◆ **Task to carry out**
Produce an exact copy of the data below.

◆ **Supplied material**
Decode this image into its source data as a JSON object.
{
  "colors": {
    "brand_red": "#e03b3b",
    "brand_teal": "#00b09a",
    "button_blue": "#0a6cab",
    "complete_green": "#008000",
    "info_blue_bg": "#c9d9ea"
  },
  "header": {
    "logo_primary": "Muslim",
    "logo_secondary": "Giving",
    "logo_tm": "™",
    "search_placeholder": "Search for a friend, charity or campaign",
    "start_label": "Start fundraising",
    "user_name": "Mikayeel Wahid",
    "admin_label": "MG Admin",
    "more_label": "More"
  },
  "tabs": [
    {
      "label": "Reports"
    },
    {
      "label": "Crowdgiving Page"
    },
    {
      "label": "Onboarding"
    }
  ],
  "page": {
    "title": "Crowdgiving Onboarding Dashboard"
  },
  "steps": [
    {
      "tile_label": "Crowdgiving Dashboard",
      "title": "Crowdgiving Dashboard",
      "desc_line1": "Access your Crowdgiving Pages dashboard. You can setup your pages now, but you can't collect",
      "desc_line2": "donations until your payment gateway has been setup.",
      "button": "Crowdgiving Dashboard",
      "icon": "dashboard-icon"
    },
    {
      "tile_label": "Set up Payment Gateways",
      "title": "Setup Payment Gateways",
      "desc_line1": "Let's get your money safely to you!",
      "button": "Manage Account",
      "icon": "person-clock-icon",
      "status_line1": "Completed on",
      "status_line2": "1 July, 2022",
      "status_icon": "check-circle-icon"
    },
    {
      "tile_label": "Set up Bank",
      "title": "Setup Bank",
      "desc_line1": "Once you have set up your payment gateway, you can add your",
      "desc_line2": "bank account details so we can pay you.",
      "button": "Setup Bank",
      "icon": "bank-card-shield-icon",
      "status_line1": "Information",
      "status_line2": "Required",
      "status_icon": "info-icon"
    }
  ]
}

◆ **Output for this task**
Decode this image into its source data as a JSON object.
{
  "colors": {
    "brand_red": "#e03b3b",
    "brand_teal": "#00b09a",
    "button_blue": "#0a6cab",
    "complete_green": "#008000",
    "info_blue_bg": "#c9d9ea"
  },
  "header": {
    "logo_primary": "Muslim",
    "logo_secondary": "Giving",
    "logo_tm": "™",
    "search_placeholder": "Search for a friend, charity or campaign",
    "start_label": "Start fundraising",
    "user_name": "Mikayeel Wahid",
    "admin_label": "MG Admin",
    "more_label": "More"
  },
  "tabs": [
    {
      "label": "Reports"
    },
    {
      "label": "Crowdgiving Page"
    },
    {
      "label": "Onboarding"
    }
  ],
  "page": {
    "title": "Crowdgiving Onboarding Dashboard"
  },
  "steps": [
    {
      "tile_label": "Crowdgiving Dashboard",
      "title": "Crowdgiving Dashboard",
      "desc_line1": "Access your Crowdgiving Pages dashboard. You can setup your pages now, but you can't collect",
      "desc_line2": "donations until your payment gateway has been setup.",
      "button": "Crowdgiving Dashboard",
      "icon": "dashboard-icon"
    },
    {
      "tile_label": "Set up Payment Gateways",
      "title": "Setup Payment Gateways",
      "desc_line1": "Let's get your money safely to you!",
      "button": "Manage Account",
      "icon": "person-clock-icon",
      "status_line1": "Completed on",
      "status_line2": "1 July, 2022",
      "status_icon": "check-circle-icon"
    },
    {
      "tile_label": "Set up Bank",
      "title": "Setup Bank",
      "desc_line1": "Once you have set up your payment gateway, you can add your",
      "desc_line2": "bank account details so we can pay you.",
      "button": "Setup Bank",
      "icon": "bank-card-shield-icon",
      "status_line1": "Information",
      "status_line2": "Required",
      "status_icon": "info-icon"
    }
  ]
}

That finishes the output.